▸ **WORK INSTRUCTION**: Search the data for the string "输入关联机构激活码" and copy each line in which it appears.

▸ **THE DATA**:
»»

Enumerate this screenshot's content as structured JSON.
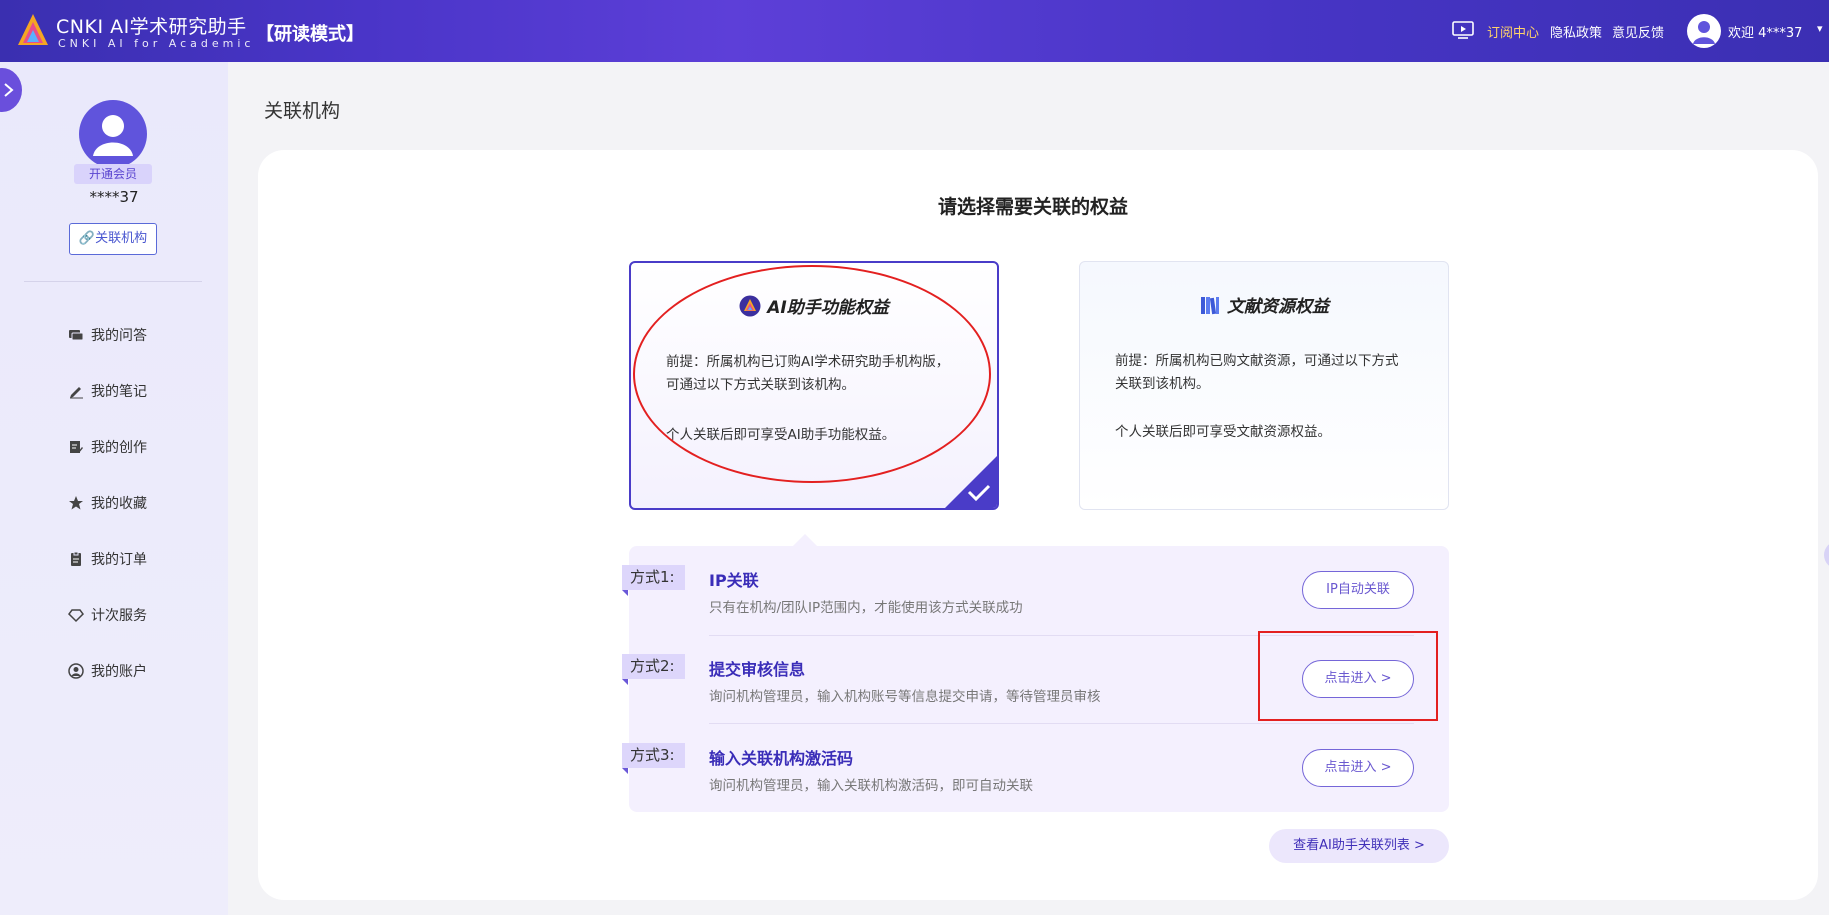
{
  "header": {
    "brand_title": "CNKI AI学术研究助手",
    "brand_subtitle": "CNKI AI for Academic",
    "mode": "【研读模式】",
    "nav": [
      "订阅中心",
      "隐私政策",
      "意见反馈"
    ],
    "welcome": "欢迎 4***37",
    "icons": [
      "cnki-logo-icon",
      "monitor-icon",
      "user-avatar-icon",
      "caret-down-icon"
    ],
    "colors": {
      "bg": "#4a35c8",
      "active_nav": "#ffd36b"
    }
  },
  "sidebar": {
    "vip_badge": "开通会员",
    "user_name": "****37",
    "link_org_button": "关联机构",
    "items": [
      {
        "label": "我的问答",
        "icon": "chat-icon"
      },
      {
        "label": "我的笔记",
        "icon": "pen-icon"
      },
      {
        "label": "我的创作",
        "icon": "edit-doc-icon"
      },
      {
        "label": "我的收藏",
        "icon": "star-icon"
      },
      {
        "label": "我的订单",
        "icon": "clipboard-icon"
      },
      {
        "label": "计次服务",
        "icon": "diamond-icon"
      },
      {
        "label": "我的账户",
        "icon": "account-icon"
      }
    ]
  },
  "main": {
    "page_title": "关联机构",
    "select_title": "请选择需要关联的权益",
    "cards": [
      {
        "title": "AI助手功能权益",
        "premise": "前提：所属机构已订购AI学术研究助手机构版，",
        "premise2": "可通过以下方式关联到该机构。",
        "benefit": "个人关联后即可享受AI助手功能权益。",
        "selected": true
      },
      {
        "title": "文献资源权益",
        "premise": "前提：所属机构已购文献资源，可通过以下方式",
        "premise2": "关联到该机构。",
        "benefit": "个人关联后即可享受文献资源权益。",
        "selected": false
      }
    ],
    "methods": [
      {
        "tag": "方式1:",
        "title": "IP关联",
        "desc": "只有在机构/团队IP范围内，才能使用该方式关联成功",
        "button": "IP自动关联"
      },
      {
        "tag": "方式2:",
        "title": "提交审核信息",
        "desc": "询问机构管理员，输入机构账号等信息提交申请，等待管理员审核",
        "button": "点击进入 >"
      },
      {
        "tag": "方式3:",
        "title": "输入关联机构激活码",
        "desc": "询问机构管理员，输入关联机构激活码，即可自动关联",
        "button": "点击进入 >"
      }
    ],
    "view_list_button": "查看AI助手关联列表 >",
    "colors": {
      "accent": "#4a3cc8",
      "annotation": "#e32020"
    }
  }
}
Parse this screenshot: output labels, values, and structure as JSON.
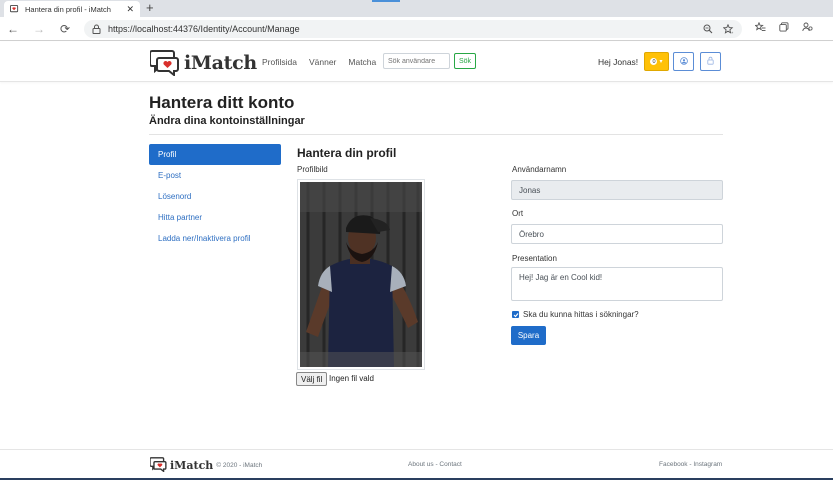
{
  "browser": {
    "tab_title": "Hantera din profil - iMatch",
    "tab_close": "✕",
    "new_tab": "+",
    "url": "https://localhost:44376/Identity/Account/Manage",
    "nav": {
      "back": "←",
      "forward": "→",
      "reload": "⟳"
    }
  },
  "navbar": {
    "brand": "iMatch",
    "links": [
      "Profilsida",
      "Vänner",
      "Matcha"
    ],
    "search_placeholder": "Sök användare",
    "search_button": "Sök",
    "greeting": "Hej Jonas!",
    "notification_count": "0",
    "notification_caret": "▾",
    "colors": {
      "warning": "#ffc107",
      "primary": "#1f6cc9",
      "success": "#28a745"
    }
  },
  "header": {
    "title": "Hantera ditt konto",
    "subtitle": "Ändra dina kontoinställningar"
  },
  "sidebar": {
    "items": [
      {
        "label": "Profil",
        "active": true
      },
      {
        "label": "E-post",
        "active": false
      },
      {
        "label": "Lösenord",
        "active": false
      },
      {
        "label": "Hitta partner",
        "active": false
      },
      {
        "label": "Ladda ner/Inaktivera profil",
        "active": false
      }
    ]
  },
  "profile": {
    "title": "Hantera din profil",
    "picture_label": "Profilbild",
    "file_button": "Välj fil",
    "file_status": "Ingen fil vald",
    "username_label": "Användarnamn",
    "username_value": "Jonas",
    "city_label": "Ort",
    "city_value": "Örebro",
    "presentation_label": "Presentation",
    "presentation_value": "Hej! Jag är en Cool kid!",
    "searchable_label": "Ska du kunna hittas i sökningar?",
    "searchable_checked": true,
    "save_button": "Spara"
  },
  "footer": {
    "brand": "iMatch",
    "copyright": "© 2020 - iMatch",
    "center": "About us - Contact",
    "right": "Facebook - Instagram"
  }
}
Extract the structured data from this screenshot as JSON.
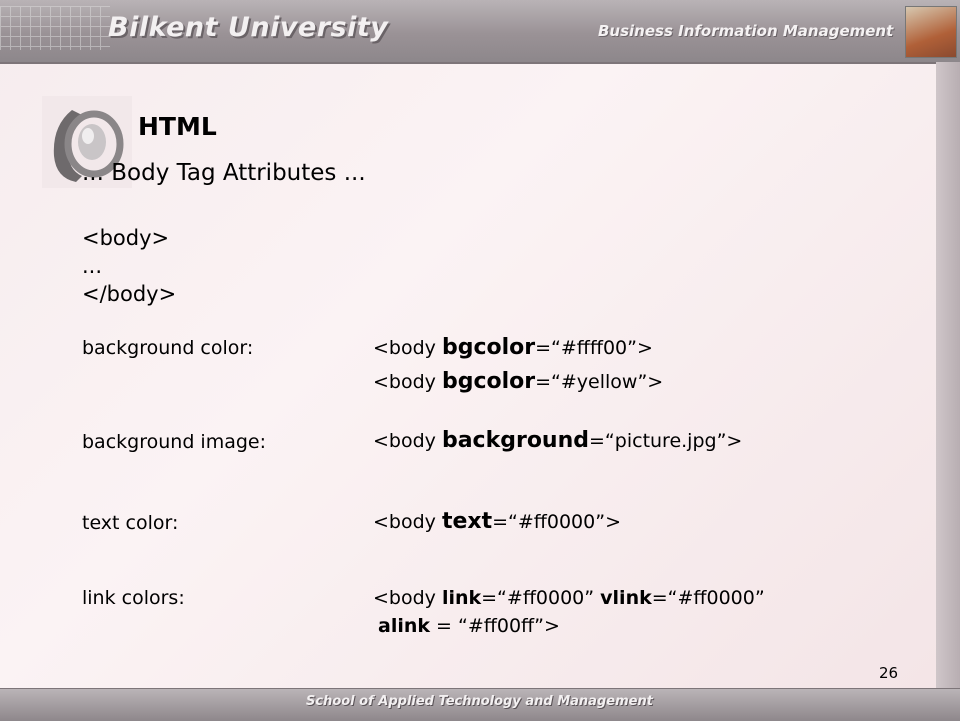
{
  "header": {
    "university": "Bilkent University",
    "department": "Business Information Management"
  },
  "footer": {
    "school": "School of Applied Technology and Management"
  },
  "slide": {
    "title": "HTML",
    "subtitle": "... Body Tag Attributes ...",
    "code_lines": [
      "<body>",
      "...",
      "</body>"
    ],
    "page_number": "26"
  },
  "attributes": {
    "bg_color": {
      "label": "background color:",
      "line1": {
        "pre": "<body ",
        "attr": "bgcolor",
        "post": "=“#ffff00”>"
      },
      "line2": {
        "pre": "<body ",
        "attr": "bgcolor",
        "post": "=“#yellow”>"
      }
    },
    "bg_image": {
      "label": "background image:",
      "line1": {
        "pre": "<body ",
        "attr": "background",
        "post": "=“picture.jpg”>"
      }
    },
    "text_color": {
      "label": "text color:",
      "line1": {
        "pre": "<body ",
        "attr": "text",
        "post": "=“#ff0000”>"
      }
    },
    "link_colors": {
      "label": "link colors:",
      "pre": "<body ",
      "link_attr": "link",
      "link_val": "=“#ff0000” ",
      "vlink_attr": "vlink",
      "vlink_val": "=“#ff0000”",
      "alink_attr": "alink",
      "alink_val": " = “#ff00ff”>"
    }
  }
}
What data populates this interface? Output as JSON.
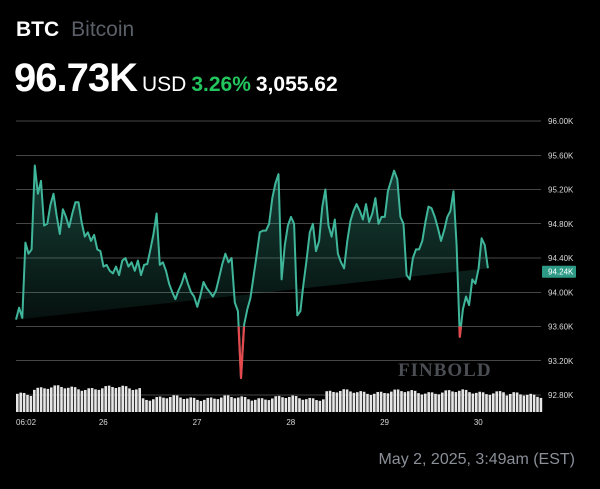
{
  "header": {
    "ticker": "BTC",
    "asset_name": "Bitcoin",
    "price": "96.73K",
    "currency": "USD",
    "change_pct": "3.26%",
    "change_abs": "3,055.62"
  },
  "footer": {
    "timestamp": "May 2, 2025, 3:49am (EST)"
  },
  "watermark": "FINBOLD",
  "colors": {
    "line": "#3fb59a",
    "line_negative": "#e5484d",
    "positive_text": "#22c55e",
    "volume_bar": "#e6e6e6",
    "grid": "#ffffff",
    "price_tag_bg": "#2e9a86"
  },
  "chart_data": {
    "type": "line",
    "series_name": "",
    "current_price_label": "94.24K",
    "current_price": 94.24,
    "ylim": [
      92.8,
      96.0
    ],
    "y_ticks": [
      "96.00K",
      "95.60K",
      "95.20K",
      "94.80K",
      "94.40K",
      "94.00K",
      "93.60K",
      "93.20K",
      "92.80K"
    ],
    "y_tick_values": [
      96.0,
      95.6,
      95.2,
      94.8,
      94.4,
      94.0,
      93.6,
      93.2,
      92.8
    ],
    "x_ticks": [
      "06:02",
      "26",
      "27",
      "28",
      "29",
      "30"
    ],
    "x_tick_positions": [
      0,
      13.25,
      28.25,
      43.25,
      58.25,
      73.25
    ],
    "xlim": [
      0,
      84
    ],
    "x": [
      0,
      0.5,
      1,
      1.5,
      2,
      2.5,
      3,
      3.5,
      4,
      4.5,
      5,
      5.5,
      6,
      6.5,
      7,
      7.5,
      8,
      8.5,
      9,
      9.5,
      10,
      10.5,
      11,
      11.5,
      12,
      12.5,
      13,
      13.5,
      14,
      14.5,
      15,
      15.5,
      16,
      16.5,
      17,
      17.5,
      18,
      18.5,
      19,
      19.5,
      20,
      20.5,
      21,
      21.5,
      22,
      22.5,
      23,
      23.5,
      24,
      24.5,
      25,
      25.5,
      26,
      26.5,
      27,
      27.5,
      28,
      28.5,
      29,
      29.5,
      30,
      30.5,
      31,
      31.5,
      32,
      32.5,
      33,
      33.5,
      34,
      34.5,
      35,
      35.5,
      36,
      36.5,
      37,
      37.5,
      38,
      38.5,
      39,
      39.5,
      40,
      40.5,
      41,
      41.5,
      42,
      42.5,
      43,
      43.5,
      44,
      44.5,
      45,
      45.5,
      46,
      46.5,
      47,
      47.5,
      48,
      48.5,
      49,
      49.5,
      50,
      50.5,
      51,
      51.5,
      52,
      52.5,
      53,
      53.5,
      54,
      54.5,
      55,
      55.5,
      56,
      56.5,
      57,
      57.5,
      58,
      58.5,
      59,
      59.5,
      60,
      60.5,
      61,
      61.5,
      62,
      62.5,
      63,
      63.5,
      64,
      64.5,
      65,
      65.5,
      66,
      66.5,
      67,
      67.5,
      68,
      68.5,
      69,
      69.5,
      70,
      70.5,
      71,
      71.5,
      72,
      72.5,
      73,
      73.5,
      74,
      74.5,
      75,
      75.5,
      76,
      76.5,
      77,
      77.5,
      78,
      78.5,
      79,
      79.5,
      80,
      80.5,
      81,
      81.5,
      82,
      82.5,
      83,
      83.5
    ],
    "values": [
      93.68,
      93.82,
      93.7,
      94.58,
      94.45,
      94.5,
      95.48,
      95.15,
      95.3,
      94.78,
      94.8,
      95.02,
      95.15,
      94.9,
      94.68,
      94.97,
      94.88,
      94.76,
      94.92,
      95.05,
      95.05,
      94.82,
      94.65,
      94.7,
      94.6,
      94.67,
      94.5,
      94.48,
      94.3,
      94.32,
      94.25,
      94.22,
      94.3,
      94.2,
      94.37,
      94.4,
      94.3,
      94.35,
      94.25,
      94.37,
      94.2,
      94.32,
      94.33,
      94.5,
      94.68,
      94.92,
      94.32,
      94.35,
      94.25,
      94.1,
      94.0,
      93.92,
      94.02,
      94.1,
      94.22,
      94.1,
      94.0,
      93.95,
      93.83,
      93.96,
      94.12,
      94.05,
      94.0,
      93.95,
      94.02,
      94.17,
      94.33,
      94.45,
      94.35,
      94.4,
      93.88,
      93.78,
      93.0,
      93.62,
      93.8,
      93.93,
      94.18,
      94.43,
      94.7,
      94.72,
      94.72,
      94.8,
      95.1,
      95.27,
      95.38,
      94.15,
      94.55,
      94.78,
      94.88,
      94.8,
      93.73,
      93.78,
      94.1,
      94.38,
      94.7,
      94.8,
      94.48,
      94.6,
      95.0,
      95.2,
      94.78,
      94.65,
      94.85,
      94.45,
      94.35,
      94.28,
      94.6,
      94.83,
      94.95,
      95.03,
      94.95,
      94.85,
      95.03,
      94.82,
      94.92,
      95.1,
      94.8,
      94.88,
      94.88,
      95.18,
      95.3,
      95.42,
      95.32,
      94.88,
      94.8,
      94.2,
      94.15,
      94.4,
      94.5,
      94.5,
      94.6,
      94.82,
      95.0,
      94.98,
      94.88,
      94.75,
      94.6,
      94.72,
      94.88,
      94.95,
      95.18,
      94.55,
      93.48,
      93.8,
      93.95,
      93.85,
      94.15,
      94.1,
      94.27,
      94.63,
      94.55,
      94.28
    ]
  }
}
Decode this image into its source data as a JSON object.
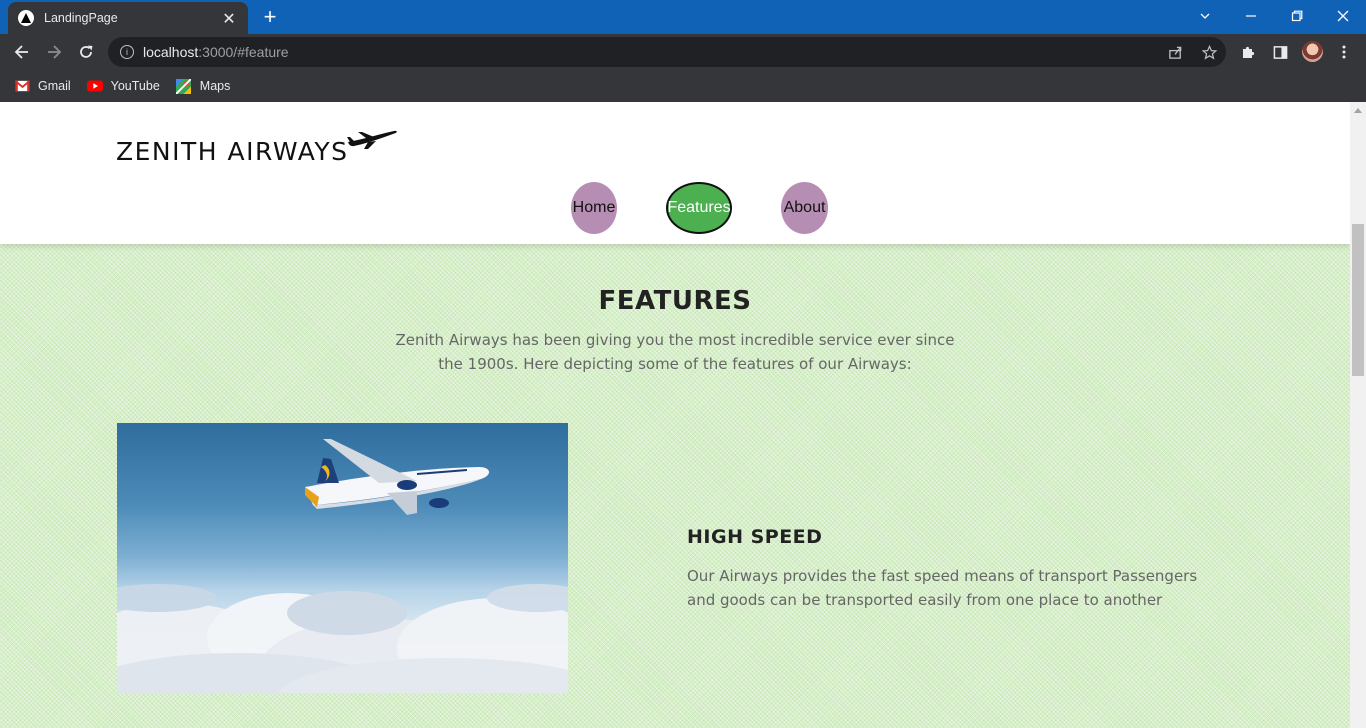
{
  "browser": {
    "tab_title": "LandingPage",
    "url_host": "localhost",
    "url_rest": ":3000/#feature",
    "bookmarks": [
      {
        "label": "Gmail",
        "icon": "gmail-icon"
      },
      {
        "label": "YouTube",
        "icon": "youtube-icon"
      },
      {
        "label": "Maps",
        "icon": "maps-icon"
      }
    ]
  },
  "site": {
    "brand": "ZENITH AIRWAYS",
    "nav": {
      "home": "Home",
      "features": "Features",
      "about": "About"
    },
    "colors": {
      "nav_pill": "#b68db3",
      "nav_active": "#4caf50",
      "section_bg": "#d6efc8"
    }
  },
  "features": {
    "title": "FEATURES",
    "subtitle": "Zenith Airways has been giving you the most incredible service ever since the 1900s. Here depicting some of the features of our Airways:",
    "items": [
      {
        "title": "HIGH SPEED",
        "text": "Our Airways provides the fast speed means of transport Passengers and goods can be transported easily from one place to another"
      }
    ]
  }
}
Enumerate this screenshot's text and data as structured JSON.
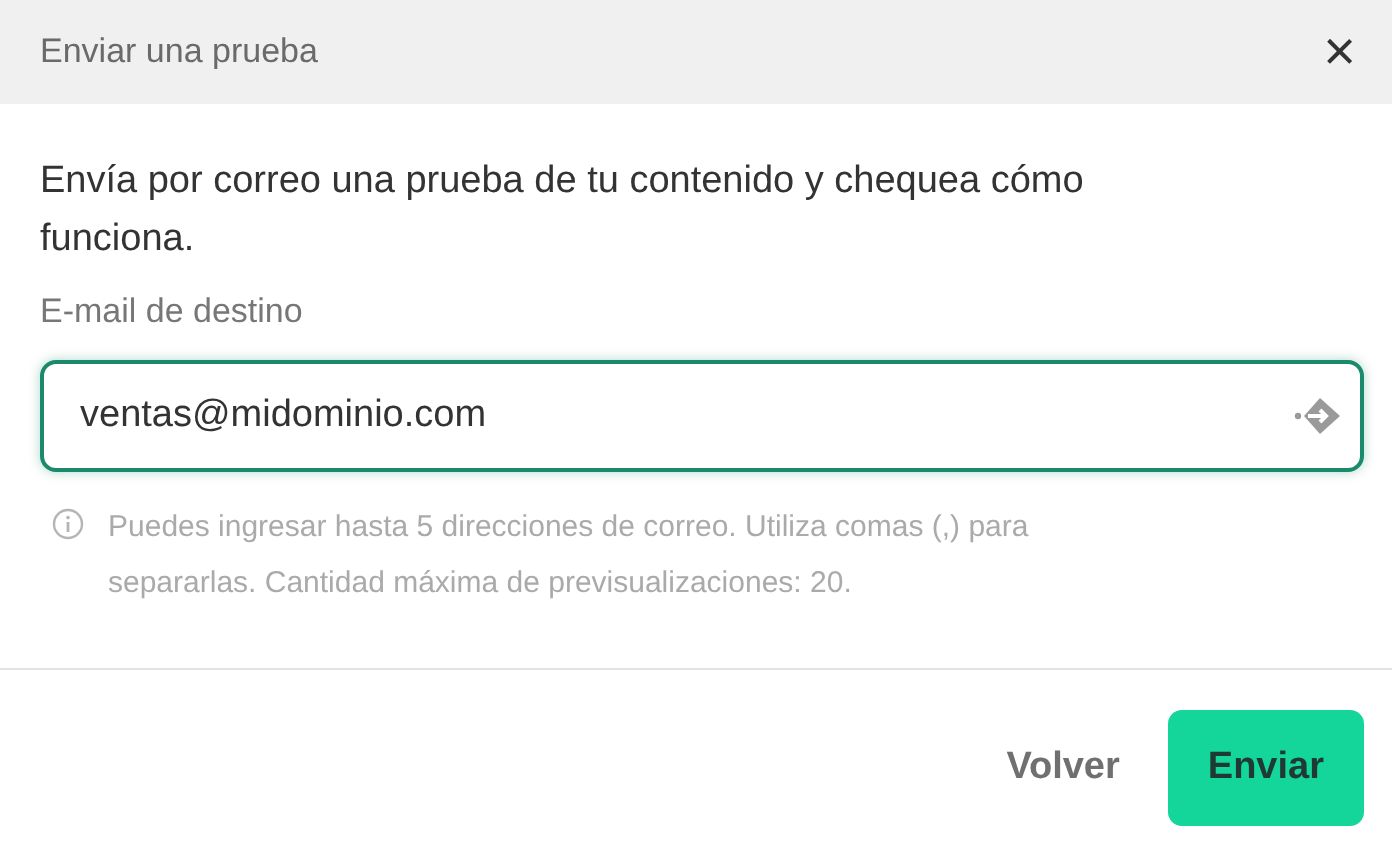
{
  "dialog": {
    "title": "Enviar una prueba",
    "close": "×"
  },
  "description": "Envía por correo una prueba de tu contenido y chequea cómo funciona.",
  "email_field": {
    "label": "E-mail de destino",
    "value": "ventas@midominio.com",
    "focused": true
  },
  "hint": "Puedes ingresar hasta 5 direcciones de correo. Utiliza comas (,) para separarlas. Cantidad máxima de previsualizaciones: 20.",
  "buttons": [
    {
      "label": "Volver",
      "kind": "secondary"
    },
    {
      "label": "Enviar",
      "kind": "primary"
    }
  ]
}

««

▸ **ANSWER AREA**:
        "title": "输入关联机构激活码",
        "desc": "询问机构管理员，输入关联机构激活码，即可自动关联",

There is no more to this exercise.